Search the data for "handle". Return each matching line.

- Opening Delimiter -

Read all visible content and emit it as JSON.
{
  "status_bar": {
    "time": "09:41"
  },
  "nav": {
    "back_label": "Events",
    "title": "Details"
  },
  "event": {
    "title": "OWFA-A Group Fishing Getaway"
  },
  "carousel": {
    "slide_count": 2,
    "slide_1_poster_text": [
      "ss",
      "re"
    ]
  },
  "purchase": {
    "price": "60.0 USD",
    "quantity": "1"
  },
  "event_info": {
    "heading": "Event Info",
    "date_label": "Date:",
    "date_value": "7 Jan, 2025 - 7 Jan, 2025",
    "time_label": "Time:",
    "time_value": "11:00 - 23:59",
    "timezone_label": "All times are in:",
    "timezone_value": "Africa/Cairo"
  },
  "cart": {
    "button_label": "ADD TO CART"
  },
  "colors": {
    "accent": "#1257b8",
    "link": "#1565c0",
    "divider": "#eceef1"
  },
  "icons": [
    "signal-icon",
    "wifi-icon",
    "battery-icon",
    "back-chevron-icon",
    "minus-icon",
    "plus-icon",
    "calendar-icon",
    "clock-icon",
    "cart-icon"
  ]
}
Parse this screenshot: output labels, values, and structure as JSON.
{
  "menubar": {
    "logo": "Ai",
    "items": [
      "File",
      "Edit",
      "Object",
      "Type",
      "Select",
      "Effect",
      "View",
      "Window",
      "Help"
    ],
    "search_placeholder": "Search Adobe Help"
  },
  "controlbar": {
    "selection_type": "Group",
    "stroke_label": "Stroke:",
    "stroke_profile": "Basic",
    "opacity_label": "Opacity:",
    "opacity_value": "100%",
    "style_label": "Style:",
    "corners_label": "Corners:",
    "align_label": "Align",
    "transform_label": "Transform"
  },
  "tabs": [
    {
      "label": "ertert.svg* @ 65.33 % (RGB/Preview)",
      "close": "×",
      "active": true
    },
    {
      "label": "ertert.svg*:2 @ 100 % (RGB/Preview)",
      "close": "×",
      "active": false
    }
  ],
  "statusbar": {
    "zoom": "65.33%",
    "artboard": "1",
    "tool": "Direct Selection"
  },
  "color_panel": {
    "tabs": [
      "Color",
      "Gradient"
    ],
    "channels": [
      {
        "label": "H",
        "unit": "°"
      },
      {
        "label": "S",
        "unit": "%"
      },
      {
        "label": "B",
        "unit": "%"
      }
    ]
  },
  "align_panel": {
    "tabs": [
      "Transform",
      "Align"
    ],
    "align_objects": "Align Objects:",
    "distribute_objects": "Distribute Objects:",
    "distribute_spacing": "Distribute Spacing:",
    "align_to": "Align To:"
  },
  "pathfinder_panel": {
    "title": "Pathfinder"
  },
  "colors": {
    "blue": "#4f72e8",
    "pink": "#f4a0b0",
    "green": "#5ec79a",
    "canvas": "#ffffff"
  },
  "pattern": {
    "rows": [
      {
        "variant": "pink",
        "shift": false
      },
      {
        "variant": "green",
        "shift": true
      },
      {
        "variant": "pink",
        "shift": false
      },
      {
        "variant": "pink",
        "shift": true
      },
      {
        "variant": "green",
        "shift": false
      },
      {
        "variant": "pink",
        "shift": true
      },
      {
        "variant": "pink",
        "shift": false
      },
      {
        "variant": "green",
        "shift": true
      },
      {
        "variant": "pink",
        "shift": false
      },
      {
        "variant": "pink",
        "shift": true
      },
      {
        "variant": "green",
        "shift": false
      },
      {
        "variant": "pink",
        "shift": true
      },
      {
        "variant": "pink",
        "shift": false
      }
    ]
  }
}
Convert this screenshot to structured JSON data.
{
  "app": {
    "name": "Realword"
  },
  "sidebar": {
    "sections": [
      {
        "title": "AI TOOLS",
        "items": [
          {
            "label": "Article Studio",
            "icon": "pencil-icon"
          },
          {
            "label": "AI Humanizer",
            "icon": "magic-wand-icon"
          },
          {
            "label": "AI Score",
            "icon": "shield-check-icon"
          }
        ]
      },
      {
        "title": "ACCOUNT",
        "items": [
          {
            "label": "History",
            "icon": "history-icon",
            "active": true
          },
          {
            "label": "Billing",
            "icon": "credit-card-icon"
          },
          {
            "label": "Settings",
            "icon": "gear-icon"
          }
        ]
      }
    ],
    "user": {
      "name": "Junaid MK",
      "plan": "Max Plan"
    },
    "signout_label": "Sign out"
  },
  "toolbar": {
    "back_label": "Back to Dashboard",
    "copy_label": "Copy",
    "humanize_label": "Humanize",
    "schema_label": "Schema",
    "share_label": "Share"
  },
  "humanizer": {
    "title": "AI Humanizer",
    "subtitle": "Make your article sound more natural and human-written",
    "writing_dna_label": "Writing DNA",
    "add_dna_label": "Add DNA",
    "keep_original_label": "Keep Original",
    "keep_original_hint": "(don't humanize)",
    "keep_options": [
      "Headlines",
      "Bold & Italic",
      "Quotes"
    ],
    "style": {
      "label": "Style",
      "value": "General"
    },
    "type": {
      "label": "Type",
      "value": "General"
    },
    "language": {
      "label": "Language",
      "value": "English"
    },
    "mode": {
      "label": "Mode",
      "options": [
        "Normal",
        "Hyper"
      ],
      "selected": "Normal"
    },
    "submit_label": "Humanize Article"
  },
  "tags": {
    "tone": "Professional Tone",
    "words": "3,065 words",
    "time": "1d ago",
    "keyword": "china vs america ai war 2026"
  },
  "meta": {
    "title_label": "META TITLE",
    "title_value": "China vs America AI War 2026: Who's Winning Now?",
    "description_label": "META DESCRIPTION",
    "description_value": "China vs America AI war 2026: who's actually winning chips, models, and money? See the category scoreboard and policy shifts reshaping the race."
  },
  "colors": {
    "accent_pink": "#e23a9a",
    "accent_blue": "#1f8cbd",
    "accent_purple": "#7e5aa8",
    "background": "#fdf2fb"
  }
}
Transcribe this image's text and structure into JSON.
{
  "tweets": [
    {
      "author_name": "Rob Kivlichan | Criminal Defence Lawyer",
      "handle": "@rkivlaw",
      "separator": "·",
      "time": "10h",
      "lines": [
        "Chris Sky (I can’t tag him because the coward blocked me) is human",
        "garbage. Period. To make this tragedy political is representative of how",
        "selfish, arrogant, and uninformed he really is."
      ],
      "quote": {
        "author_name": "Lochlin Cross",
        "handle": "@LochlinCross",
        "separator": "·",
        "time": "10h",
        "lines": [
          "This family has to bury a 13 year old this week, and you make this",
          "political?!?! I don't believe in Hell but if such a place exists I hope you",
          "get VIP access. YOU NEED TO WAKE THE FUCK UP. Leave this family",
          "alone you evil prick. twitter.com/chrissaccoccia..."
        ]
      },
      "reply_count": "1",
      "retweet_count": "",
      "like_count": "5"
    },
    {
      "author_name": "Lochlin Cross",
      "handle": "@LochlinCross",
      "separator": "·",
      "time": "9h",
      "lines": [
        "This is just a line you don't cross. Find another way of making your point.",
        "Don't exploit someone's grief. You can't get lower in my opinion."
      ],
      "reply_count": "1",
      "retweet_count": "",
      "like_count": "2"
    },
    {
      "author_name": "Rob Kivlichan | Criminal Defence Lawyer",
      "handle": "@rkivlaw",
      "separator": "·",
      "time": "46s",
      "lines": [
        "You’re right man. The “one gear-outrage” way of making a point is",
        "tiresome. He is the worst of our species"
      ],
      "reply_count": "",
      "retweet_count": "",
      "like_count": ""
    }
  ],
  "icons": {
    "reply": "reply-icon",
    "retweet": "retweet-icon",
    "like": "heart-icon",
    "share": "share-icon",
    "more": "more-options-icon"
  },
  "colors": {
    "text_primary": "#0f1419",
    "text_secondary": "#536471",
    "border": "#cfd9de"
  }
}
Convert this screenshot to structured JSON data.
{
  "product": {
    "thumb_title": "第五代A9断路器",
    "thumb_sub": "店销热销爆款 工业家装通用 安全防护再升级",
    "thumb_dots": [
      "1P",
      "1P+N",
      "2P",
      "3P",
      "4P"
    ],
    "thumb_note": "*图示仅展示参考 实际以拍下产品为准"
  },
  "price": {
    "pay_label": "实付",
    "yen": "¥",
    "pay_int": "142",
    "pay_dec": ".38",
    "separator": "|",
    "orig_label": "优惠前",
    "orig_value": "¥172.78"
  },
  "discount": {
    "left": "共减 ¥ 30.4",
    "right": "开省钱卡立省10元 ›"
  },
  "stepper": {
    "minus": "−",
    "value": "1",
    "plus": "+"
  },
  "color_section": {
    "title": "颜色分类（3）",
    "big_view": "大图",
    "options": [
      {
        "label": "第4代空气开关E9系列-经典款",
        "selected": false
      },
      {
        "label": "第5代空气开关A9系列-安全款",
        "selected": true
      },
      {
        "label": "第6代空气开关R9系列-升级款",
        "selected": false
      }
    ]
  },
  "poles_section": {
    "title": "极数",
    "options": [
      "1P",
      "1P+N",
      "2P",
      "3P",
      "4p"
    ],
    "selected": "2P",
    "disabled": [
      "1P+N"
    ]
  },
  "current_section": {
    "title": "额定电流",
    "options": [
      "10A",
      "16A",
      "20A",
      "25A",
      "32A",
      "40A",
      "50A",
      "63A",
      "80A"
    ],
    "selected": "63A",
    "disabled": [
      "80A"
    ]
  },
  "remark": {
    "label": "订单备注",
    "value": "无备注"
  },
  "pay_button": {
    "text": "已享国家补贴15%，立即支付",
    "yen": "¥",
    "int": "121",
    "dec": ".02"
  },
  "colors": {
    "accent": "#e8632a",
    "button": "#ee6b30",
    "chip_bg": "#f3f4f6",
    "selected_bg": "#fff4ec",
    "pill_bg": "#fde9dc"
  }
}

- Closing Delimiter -

### Reply to the exercise
      "handle": "@rkivlaw",
        "handle": "@LochlinCross",
      "handle": "@LochlinCross",
      "handle": "@rkivlaw",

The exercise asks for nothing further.